Arm’s-length arrangements are often put in place to protect from contagion should things go wrong, while franchise and validation arrangements are used to stretch the reach of a brand with minimal effort.
The use of both in higher education has been brought into the spotlight by the decision to strip three universities and 57 private colleges of their right to recruit overseas students.
The threat of such a purge has been present for some time, particularly since revelations by the BBC’s Panorama programme about systematic fraud in some English language testing centres.
Indeed, the collective sigh of relief from the universities not named by immigration minister James Brokenshire on 24 June is likely to have registered on the Beaufort scale.
The collective sigh of relief from the universities not named by immigration minister James Brokenshire is likely to have registered on the Beaufort scale
One wonders how many vice-chancellors can be 100 per cent certain that they are on safe ground over visa compliance.
If, as one suspects, the answer is “not many”, it is down in part to the scale of the overseas student market and the disjointed complexity of the visa system, but also the now sector-wide reliance on international fee income and the pressure it brings to bear.
Universities have previously faced criticism over the use of unscrupulous recruitment agents; this time it is English language testing and partnerships with private colleges that are in the spotlight. In both areas, part of the problem is that universities are not personally responsible for delivery.
Taken at face value, there is no reason for a university to doubt an international student who shows up with a certificate proving they have sufficient English language skills to study.
But a university will quickly discover if a student does not, in fact, have the ability they claim (or – a more nuanced point – if those skills are often too rudimentary to enable genuine engagement with their studies, as is suggested in our opinion pages this week).
The charge is that universities that accept such students, and that fail to take action once they arrive, are likely to be failing in their other duties as sponsors, not to mention as educators.
The crisis also revives long-standing questions about the proliferation of partnership arrangements, highlighting the risks if a partner using a university’s name is found wanting.
Study UK, which represents private colleges, has expressed concern that “the accelerating proliferation of new collaborative agreements since 2011 may include a number of ‘arm’s-length’ arrangements for which the due diligence undertaken was not sufficient”.
It added that all partnerships must have an academic as well as a commercial rationale.
It’s an obvious point, but one worth reiterating, and it is no real surprise that the Home Office is also focusing its attention on the growing number of London branch campuses, whose primary aim is to tap into Londoncentric demand from overseas.
The fact is that universities can no longer afford not to chase the overseas market, but the risks of getting it wrong are also clear.

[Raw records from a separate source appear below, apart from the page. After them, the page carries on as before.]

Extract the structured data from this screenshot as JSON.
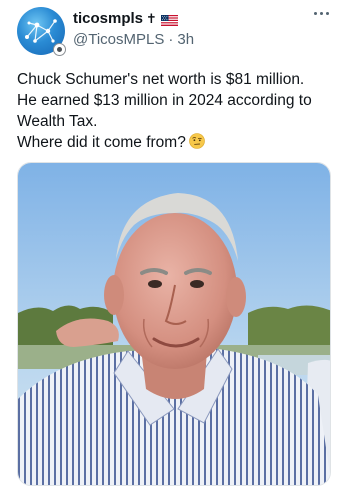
{
  "post": {
    "author": {
      "display_name": "ticosmpls",
      "name_suffix": "✝",
      "flag_icon": "us-flag-icon",
      "handle": "@TicosMPLS",
      "separator": "·",
      "time": "3h"
    },
    "text_lines": [
      "Chuck Schumer's net worth is $81 million.",
      "He earned $13 million in 2024 according to",
      "Wealth Tax.",
      "Where did it come from?"
    ],
    "trailing_emoji": "face-with-raised-eyebrow-icon",
    "menu_icon": "more-options-icon",
    "media_icon": "photo-of-smiling-older-man"
  },
  "colors": {
    "text": "#0f1419",
    "secondary": "#536471",
    "avatar_blue": "#2a8bd4"
  }
}
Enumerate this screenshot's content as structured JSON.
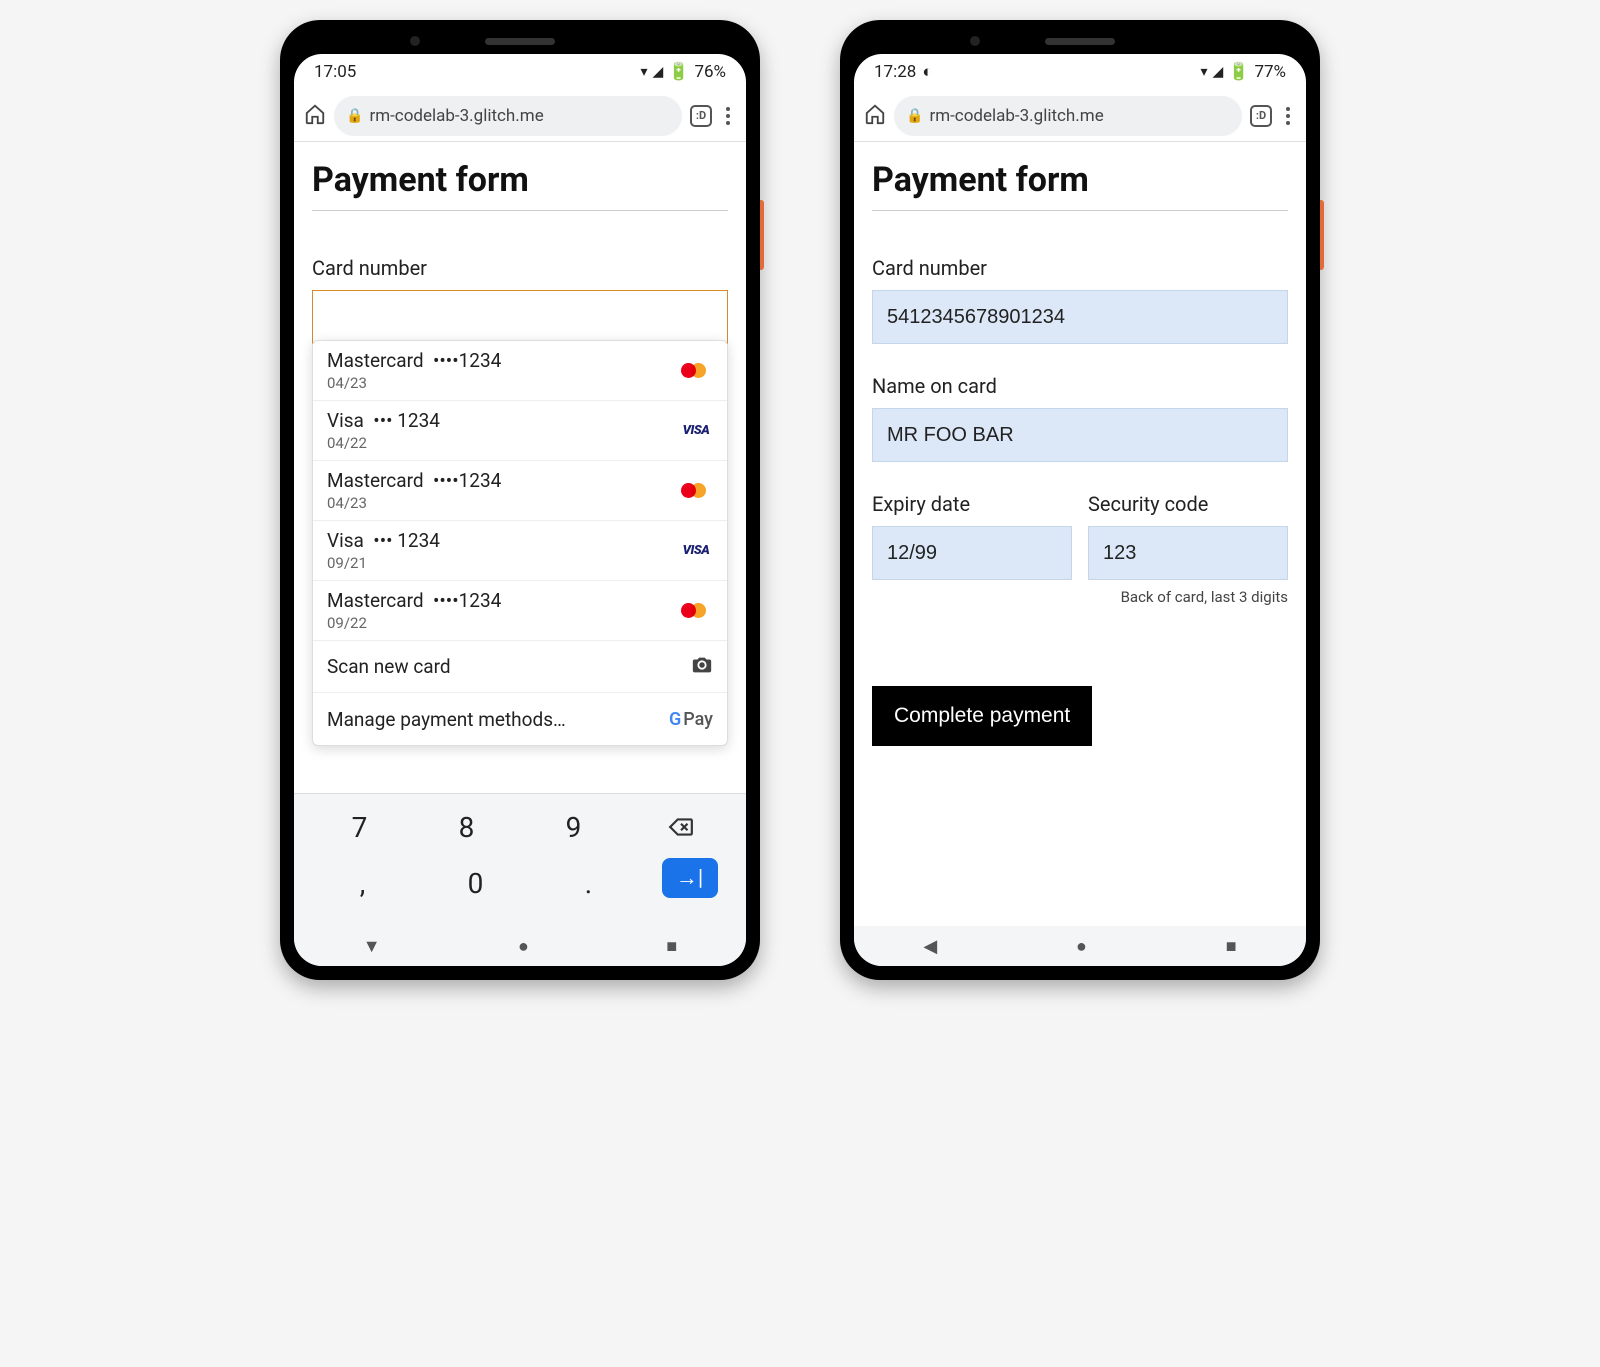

Universities cannot ignore those risks or assume that an arm’s-length partnership protects them – they must employ the same vigilance and quality control for every student who comes through their door or a door sponsored by them, while the Quality Assurance Agency must provide the robust, reliable oversight the sector needs.